━━━ DATA FOR ANALYSIS
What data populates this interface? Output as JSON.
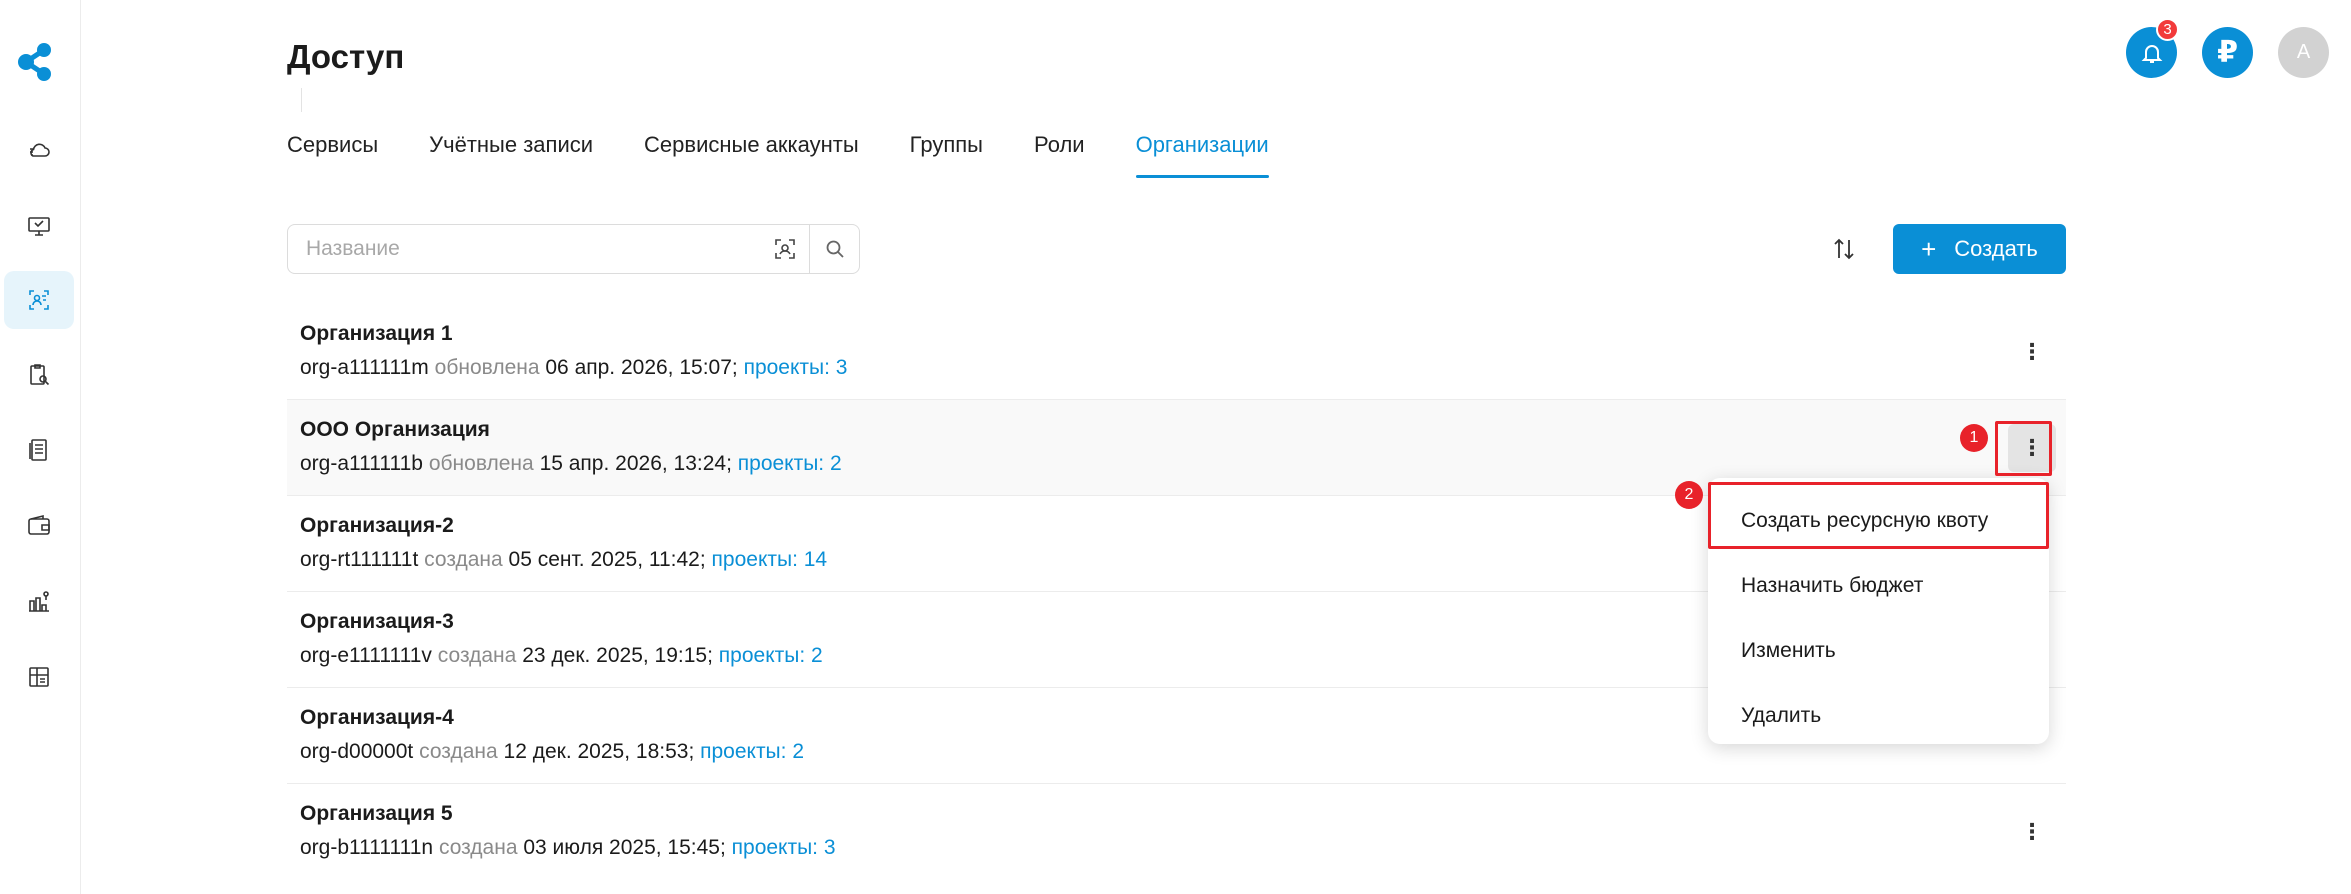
{
  "page": {
    "title": "Доступ"
  },
  "header": {
    "notifications_badge": "3",
    "currency_glyph": "₽",
    "avatar_initial": "A"
  },
  "tabs": [
    {
      "label": "Сервисы",
      "active": false
    },
    {
      "label": "Учётные записи",
      "active": false
    },
    {
      "label": "Сервисные аккаунты",
      "active": false
    },
    {
      "label": "Группы",
      "active": false
    },
    {
      "label": "Роли",
      "active": false
    },
    {
      "label": "Организации",
      "active": true
    }
  ],
  "search": {
    "placeholder": "Название",
    "value": ""
  },
  "toolbar": {
    "create_label": "Создать",
    "create_plus": "+"
  },
  "organizations": [
    {
      "name": "Организация 1",
      "id": "org-a111111m",
      "status": "обновлена",
      "date": "06 апр. 2026, 15:07",
      "projects": "проекты: 3"
    },
    {
      "name": "ООО Организация",
      "id": "org-a111111b",
      "status": "обновлена",
      "date": "15 апр. 2026, 13:24",
      "projects": "проекты: 2"
    },
    {
      "name": "Организация-2",
      "id": "org-rt111111t",
      "status": "создана",
      "date": "05 сент. 2025, 11:42",
      "projects": "проекты: 14"
    },
    {
      "name": "Организация-3",
      "id": "org-e1111111v",
      "status": "создана",
      "date": "23 дек. 2025, 19:15",
      "projects": "проекты: 2"
    },
    {
      "name": "Организация-4",
      "id": "org-d00000t",
      "status": "создана",
      "date": "12 дек. 2025, 18:53",
      "projects": "проекты: 2"
    },
    {
      "name": "Организация 5",
      "id": "org-b1111111n",
      "status": "создана",
      "date": "03 июля 2025, 15:45",
      "projects": "проекты: 3"
    }
  ],
  "context_menu": {
    "items": [
      "Создать ресурсную квоту",
      "Назначить бюджет",
      "Изменить",
      "Удалить"
    ]
  },
  "annotations": {
    "marker_1": "1",
    "marker_2": "2",
    "color": "#e8222a"
  },
  "colors": {
    "accent": "#0a8fd6",
    "badge": "#f23a3a"
  }
}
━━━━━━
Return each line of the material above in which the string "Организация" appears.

      "name": "Организация 1",
      "name": "ООО Организация",
      "name": "Организация-2",
      "name": "Организация-3",
      "name": "Организация-4",
      "name": "Организация 5",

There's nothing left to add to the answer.